▶ **Assignment**
The answer must consist of every line in the data that contains "電子入札対象案件".

[Start of Attachment]

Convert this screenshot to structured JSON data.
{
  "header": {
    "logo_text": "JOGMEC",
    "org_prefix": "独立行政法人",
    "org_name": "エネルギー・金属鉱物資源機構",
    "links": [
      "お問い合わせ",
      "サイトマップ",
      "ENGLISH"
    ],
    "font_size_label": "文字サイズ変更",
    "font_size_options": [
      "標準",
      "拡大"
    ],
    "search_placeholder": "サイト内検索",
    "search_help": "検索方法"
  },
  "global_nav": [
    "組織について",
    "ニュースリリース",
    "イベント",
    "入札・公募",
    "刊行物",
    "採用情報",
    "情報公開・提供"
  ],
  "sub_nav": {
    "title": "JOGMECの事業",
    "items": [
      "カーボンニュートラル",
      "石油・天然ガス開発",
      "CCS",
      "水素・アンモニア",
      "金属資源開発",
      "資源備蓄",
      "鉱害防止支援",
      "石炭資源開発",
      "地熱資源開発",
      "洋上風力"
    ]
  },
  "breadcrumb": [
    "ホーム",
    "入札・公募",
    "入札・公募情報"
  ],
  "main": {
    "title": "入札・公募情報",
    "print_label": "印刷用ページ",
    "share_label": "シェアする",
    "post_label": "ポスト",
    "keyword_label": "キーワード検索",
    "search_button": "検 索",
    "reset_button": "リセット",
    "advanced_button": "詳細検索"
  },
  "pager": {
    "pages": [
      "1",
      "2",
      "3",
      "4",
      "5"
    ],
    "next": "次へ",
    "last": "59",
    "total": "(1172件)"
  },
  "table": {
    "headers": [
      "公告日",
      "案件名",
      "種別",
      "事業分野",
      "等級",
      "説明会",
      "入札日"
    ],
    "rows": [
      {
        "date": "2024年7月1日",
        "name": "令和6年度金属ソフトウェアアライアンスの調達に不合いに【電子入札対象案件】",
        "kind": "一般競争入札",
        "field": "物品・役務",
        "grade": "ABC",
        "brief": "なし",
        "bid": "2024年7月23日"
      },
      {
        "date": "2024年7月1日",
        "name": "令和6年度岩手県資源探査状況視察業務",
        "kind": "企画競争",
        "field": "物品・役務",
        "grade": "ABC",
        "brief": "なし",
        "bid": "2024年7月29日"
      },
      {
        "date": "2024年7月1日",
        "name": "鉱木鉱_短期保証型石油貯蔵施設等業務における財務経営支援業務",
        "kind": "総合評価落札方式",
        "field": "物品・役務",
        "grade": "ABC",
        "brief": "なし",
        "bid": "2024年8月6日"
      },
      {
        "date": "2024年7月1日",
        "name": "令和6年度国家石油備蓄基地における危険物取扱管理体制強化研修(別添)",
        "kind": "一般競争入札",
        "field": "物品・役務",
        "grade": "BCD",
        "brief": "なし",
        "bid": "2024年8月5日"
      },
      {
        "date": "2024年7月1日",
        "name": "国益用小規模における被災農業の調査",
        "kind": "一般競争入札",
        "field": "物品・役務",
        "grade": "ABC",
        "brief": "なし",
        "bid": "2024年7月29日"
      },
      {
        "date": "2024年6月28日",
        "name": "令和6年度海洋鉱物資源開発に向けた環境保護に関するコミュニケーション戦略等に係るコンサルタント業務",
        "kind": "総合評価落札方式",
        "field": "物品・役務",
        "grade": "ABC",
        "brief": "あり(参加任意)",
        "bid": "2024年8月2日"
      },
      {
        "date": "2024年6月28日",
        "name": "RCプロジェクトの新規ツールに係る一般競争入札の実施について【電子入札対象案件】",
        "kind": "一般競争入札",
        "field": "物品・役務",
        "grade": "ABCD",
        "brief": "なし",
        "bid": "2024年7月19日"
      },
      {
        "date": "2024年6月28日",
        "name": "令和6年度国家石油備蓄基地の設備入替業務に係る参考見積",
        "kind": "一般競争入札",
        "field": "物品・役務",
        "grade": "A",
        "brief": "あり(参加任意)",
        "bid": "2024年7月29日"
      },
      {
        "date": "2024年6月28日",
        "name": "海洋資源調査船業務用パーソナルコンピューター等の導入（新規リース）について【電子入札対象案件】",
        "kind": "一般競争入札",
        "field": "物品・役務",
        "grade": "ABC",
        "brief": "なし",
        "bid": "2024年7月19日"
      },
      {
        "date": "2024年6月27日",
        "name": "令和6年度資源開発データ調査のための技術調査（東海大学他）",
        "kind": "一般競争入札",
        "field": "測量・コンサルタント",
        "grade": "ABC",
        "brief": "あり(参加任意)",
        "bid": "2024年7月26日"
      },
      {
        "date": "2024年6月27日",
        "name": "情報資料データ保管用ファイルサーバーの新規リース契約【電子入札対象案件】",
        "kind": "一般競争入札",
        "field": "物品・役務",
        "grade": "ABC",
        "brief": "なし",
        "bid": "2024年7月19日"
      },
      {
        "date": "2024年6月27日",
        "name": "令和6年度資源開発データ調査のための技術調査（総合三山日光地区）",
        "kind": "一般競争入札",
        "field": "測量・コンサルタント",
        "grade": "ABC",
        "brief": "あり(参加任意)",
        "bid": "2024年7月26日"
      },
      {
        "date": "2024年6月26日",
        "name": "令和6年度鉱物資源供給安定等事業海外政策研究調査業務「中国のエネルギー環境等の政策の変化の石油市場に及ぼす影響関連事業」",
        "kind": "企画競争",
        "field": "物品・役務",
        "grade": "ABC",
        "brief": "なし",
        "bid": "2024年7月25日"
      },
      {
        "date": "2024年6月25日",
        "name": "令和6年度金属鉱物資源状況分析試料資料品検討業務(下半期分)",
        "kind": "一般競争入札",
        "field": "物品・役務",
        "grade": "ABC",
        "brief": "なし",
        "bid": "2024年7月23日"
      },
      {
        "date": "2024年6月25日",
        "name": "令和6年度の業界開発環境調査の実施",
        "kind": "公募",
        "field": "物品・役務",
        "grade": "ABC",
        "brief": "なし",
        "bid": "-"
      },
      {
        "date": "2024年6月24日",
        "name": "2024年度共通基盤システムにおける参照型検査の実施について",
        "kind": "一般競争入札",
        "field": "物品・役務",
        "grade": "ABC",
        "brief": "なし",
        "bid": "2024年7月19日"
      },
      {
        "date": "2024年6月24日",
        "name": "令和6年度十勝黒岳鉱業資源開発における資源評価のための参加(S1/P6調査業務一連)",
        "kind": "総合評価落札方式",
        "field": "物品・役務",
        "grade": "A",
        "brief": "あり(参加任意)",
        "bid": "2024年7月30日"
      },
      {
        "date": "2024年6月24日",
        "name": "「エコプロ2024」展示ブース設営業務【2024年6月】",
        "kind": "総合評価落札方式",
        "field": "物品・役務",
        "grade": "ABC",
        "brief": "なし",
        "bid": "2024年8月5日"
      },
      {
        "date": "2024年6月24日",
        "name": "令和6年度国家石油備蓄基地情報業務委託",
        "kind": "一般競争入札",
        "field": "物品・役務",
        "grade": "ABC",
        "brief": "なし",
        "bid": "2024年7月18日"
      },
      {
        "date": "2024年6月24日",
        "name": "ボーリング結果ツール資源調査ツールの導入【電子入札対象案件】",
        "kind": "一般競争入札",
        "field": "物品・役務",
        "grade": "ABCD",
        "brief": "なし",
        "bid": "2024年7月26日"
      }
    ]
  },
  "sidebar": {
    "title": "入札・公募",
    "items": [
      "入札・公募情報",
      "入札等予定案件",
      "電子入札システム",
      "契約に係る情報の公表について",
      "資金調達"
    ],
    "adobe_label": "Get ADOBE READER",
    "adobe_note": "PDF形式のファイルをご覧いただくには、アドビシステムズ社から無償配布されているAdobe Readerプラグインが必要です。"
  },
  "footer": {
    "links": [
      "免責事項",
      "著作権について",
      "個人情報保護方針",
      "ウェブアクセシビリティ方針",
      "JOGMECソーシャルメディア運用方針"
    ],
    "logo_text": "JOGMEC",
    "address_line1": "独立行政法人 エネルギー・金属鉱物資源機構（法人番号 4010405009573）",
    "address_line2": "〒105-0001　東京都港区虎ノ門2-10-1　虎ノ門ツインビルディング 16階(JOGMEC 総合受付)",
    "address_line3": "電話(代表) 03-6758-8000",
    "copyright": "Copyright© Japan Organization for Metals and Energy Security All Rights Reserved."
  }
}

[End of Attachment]

▶ **Problem solution**
        "name": "令和6年度金属ソフトウェアアライアンスの調達に不合いに【電子入札対象案件】",
        "name": "RCプロジェクトの新規ツールに係る一般競争入札の実施について【電子入札対象案件】",
        "name": "海洋資源調査船業務用パーソナルコンピューター等の導入（新規リース）について【電子入札対象案件】",
        "name": "情報資料データ保管用ファイルサーバーの新規リース契約【電子入札対象案件】",
        "name": "ボーリング結果ツール資源調査ツールの導入【電子入札対象案件】",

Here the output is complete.